EXERCISE » From the line that contains "What data populates" to the final line of the entries, return every line exactly and leave out all others.

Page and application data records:
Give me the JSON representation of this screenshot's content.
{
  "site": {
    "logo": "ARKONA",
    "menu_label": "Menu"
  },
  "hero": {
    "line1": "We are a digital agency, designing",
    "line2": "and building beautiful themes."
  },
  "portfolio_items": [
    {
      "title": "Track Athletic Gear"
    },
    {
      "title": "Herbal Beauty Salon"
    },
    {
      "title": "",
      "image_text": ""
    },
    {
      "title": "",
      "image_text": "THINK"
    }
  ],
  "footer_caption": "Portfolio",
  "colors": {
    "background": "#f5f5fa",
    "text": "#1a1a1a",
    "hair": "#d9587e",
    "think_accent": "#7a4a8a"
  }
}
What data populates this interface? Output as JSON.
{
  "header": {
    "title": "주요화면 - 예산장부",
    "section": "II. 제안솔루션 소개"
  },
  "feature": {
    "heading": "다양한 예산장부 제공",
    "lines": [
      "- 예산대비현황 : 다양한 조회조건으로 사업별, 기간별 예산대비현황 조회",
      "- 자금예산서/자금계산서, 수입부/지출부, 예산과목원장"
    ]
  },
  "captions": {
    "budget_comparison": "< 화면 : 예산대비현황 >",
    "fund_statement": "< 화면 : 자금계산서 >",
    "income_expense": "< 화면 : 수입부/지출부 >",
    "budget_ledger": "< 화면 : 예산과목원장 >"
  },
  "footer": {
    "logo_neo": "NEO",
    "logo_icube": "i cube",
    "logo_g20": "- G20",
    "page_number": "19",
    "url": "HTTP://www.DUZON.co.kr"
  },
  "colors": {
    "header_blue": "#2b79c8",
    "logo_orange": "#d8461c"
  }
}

TASK OUTPUT »
What data populates this interface? Output as JSON.
{
  "header": {
    "title": "주요화면 - 예산장부",
    "section": "II. 제안솔루션 소개"
  },
  "feature": {
    "heading": "다양한 예산장부 제공",
    "lines": [
      "- 예산대비현황 : 다양한 조회조건으로 사업별, 기간별 예산대비현황 조회",
      "- 자금예산서/자금계산서, 수입부/지출부, 예산과목원장"
    ]
  },
  "captions": {
    "budget_comparison": "< 화면 : 예산대비현황 >",
    "fund_statement": "< 화면 : 자금계산서 >",
    "income_expense": "< 화면 : 수입부/지출부 >",
    "budget_ledger": "< 화면 : 예산과목원장 >"
  },
  "footer": {
    "logo_neo": "NEO",
    "logo_icube": "i cube",
    "logo_g20": "- G20",
    "page_number": "19",
    "url": "HTTP://www.DUZON.co.kr"
  },
  "colors": {
    "header_blue": "#2b79c8",
    "logo_orange": "#d8461c"
  }
}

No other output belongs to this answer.